Fear of falling refers to ongoing concerns about falls which can compromise an individual’s quality of life. ‘Fear of falling’ is often used as an umbrella term to include both cognitive constructs, like balance confidence and fall-related self-efficacy, and affect-based constructs, like concern or worry about falling . Fear of falling can be an adaptive and justified response for people who are frail, preventing them from taking part in risky activities . However, approximately one-third of community-dwelling older people experience high levels of fear of falling, which has been associated with restriction in physical and social activities with consequent negative impacts on quality of life . Fear of falling is multi-dimensional in nature. Physical (poor balance and muscle weakness), psychological (unrealistic appraisals of one’s ability to avoid falls) and behavioural factors (reduced outdoor and social activities) can interact and contribute to a vicious cycle of fear of falling and activity avoidance .
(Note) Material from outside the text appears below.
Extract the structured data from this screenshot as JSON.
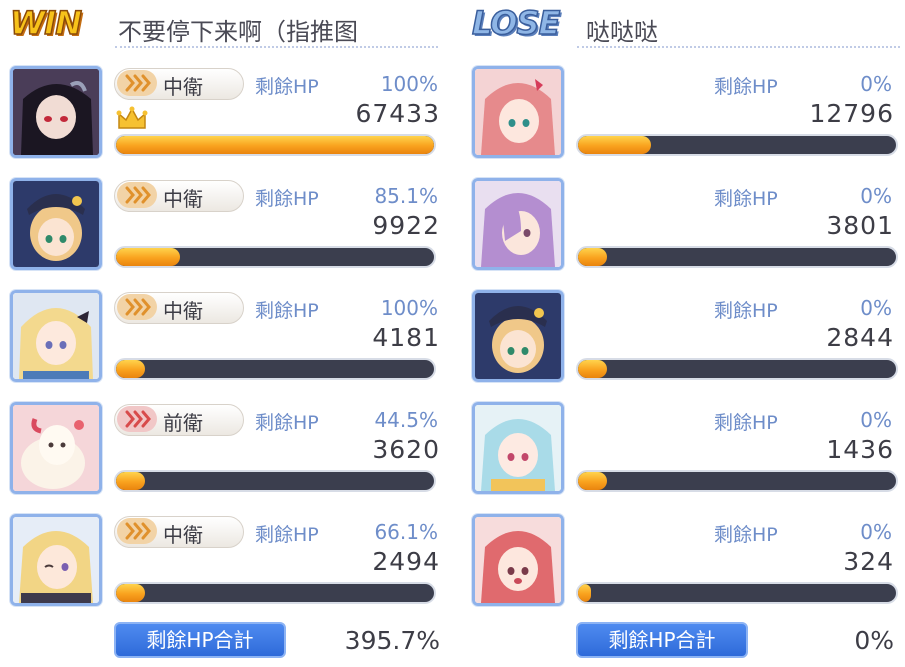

|Title of host publication||Falls in Older People|
|Subtitle of host publication||Risk Factors, Strategies for Prevention and Implications for Practice|
|Editors||Stephen R. Lord, Catherine Sherrington, Vasi Naganathan|
|Publisher||Cambridge University Press|
|Publication status||Published - Nov 2021|